### ACTIVITY:
Check every line of the data for the string "Purchase" and copy the ones that have it.

### RECORDS FOR THIS TASK:

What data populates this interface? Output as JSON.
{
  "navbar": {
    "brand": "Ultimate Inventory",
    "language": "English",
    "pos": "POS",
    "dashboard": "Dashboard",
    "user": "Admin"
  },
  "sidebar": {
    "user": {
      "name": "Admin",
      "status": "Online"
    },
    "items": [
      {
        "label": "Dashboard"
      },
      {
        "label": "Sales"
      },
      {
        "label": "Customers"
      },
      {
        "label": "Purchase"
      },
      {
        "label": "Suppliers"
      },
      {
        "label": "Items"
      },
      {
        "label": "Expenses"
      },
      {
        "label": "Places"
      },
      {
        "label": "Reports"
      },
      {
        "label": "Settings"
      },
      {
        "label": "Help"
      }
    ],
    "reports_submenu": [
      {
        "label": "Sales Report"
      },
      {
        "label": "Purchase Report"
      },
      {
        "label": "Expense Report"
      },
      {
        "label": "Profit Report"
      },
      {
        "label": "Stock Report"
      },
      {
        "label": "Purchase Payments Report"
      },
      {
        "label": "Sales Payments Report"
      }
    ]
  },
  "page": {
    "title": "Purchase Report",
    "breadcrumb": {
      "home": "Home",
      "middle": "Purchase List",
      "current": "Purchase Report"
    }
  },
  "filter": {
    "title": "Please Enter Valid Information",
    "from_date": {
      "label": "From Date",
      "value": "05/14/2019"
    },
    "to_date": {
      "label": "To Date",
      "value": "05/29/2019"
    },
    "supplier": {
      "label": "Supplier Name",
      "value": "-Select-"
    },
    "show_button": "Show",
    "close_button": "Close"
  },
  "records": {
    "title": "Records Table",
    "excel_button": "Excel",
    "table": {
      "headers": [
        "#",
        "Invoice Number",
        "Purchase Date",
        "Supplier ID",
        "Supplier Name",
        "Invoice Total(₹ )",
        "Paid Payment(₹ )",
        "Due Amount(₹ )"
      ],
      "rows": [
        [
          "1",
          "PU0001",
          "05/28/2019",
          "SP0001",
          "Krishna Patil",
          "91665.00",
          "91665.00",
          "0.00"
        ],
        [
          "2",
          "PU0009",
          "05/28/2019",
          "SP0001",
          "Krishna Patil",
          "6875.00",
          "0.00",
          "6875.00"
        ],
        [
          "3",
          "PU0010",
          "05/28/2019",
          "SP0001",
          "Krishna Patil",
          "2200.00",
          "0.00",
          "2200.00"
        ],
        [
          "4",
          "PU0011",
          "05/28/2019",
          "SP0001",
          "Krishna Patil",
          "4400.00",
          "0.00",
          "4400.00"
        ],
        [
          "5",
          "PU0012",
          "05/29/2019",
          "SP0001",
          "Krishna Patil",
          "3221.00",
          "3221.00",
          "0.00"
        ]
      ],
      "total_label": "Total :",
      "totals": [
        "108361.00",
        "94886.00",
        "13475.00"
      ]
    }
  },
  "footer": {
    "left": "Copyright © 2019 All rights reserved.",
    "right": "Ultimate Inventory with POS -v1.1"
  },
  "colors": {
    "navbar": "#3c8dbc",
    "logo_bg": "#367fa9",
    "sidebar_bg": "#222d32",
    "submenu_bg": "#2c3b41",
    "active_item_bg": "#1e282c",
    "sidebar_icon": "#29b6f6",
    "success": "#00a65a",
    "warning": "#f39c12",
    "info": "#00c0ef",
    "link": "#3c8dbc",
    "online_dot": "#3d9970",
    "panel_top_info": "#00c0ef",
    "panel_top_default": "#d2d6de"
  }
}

### WORKED SOLUTION:
        "label": "Purchase"
        "label": "Purchase Report"
        "label": "Purchase Payments Report"
    "title": "Purchase Report",
      "middle": "Purchase List",
      "current": "Purchase Report"
        "Purchase Date",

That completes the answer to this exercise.